+++ Listed entries
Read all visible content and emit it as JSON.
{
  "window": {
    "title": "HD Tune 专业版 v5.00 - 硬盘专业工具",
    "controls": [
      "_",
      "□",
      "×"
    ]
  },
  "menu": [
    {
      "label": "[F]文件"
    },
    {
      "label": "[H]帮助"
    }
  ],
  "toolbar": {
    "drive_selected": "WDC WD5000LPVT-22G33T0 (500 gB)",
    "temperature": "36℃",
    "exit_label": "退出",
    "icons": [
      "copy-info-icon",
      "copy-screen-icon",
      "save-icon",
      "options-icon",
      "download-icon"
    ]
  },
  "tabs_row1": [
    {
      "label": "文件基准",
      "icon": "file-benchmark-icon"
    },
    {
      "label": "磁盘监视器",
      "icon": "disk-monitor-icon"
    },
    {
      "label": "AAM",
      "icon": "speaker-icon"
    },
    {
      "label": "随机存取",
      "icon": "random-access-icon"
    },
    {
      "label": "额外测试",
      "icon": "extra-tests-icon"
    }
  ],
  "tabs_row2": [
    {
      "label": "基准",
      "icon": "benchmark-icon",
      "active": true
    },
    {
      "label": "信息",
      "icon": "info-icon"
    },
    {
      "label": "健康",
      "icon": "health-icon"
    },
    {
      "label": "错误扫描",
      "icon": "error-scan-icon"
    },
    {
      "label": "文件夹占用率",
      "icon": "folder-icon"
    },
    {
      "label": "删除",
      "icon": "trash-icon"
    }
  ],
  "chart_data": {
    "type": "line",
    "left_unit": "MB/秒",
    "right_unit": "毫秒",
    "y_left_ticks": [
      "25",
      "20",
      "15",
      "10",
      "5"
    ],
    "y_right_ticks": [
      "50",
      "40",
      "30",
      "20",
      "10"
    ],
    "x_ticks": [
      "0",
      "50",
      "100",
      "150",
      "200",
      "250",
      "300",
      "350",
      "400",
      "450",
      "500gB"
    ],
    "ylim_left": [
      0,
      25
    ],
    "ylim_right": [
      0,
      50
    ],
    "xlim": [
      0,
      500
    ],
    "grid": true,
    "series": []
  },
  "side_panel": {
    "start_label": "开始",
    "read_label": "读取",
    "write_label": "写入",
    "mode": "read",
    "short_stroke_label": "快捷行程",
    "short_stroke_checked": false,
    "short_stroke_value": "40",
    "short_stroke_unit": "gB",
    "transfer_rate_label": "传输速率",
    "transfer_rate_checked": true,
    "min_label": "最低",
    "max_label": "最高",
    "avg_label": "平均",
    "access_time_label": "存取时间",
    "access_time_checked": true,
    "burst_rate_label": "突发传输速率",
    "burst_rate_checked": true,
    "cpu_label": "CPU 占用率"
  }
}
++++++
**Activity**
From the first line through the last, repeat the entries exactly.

**Reply to the exercise**
Read all visible content and emit it as JSON.
{
  "window": {
    "title": "HD Tune 专业版 v5.00 - 硬盘专业工具",
    "controls": [
      "_",
      "□",
      "×"
    ]
  },
  "menu": [
    {
      "label": "[F]文件"
    },
    {
      "label": "[H]帮助"
    }
  ],
  "toolbar": {
    "drive_selected": "WDC WD5000LPVT-22G33T0 (500 gB)",
    "temperature": "36℃",
    "exit_label": "退出",
    "icons": [
      "copy-info-icon",
      "copy-screen-icon",
      "save-icon",
      "options-icon",
      "download-icon"
    ]
  },
  "tabs_row1": [
    {
      "label": "文件基准",
      "icon": "file-benchmark-icon"
    },
    {
      "label": "磁盘监视器",
      "icon": "disk-monitor-icon"
    },
    {
      "label": "AAM",
      "icon": "speaker-icon"
    },
    {
      "label": "随机存取",
      "icon": "random-access-icon"
    },
    {
      "label": "额外测试",
      "icon": "extra-tests-icon"
    }
  ],
  "tabs_row2": [
    {
      "label": "基准",
      "icon": "benchmark-icon",
      "active": true
    },
    {
      "label": "信息",
      "icon": "info-icon"
    },
    {
      "label": "健康",
      "icon": "health-icon"
    },
    {
      "label": "错误扫描",
      "icon": "error-scan-icon"
    },
    {
      "label": "文件夹占用率",
      "icon": "folder-icon"
    },
    {
      "label": "删除",
      "icon": "trash-icon"
    }
  ],
  "chart_data": {
    "type": "line",
    "left_unit": "MB/秒",
    "right_unit": "毫秒",
    "y_left_ticks": [
      "25",
      "20",
      "15",
      "10",
      "5"
    ],
    "y_right_ticks": [
      "50",
      "40",
      "30",
      "20",
      "10"
    ],
    "x_ticks": [
      "0",
      "50",
      "100",
      "150",
      "200",
      "250",
      "300",
      "350",
      "400",
      "450",
      "500gB"
    ],
    "ylim_left": [
      0,
      25
    ],
    "ylim_right": [
      0,
      50
    ],
    "xlim": [
      0,
      500
    ],
    "grid": true,
    "series": []
  },
  "side_panel": {
    "start_label": "开始",
    "read_label": "读取",
    "write_label": "写入",
    "mode": "read",
    "short_stroke_label": "快捷行程",
    "short_stroke_checked": false,
    "short_stroke_value": "40",
    "short_stroke_unit": "gB",
    "transfer_rate_label": "传输速率",
    "transfer_rate_checked": true,
    "min_label": "最低",
    "max_label": "最高",
    "avg_label": "平均",
    "access_time_label": "存取时间",
    "access_time_checked": true,
    "burst_rate_label": "突发传输速率",
    "burst_rate_checked": true,
    "cpu_label": "CPU 占用率"
  }
}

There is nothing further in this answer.